(INFORMATION GIVEN Opens)

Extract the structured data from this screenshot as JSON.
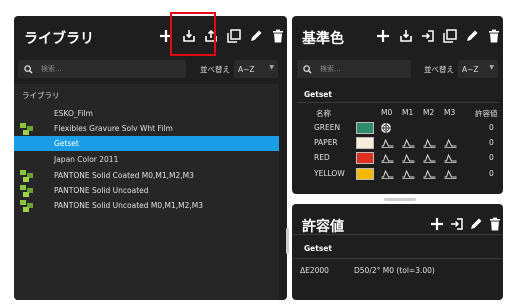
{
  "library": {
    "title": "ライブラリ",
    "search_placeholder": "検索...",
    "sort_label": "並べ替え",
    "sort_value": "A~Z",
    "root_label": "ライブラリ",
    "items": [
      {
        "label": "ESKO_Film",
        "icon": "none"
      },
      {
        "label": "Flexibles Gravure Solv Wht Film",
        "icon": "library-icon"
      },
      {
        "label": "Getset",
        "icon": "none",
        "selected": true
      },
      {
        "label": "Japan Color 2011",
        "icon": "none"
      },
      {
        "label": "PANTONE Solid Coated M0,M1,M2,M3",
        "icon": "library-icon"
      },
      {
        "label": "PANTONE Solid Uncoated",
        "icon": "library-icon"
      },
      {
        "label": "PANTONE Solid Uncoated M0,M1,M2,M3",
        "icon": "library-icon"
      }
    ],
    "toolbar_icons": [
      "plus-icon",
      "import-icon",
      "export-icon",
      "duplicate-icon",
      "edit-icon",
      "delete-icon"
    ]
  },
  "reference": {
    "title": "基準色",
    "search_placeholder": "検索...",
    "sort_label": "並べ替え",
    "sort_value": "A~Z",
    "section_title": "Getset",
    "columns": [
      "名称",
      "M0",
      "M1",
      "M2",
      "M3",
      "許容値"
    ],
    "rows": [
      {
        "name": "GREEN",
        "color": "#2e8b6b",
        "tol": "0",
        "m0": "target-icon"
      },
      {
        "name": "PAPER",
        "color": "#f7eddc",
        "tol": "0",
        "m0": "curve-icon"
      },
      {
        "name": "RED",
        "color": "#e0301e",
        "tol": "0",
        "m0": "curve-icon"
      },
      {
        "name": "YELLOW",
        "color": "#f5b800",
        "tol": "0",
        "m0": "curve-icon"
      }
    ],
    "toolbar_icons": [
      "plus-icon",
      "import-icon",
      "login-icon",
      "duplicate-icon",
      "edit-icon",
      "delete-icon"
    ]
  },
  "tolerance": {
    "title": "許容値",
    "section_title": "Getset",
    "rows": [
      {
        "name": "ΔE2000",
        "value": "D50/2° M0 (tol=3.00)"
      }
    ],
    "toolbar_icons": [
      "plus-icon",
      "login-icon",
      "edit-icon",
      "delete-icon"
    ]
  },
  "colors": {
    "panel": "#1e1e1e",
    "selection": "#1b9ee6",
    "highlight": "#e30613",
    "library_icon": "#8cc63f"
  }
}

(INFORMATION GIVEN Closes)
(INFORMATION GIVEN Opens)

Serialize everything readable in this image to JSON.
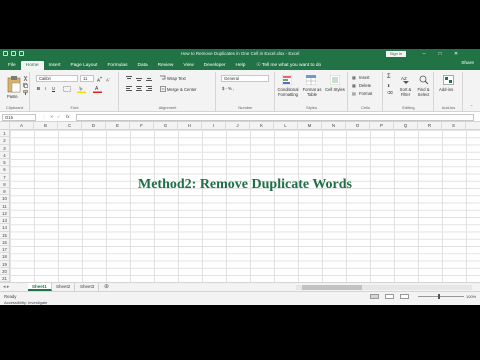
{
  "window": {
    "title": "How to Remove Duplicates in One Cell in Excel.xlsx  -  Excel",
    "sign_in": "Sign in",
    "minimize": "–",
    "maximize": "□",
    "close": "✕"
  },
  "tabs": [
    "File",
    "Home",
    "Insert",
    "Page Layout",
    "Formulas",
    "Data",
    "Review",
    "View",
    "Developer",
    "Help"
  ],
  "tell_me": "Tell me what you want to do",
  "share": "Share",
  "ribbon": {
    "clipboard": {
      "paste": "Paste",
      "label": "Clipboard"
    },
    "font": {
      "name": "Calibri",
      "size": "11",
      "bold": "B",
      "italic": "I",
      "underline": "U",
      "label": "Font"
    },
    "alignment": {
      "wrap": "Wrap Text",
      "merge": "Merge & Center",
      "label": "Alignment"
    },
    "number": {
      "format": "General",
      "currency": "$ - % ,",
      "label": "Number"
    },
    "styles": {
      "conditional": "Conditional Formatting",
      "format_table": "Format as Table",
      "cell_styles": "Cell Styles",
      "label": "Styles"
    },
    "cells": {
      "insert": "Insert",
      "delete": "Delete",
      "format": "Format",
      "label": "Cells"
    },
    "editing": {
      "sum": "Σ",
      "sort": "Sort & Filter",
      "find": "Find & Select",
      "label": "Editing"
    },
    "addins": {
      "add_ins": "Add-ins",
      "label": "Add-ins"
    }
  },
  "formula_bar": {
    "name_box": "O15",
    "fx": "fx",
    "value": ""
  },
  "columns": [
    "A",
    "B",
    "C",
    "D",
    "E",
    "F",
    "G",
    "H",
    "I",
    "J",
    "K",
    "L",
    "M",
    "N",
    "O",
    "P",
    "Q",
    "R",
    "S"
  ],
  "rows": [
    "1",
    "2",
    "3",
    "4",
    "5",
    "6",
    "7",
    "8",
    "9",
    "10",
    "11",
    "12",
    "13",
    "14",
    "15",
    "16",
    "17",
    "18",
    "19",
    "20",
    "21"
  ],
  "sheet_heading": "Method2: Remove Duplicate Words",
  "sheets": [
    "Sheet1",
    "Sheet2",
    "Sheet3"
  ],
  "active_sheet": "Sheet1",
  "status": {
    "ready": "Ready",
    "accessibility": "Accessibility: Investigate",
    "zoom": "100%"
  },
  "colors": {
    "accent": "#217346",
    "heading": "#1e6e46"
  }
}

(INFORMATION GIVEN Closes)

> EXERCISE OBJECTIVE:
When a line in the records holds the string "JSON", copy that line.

> RESULT FOR THIS TASK:
Extract the structured data from this screenshot as JSON.
Serialize everything readable in this image to JSON.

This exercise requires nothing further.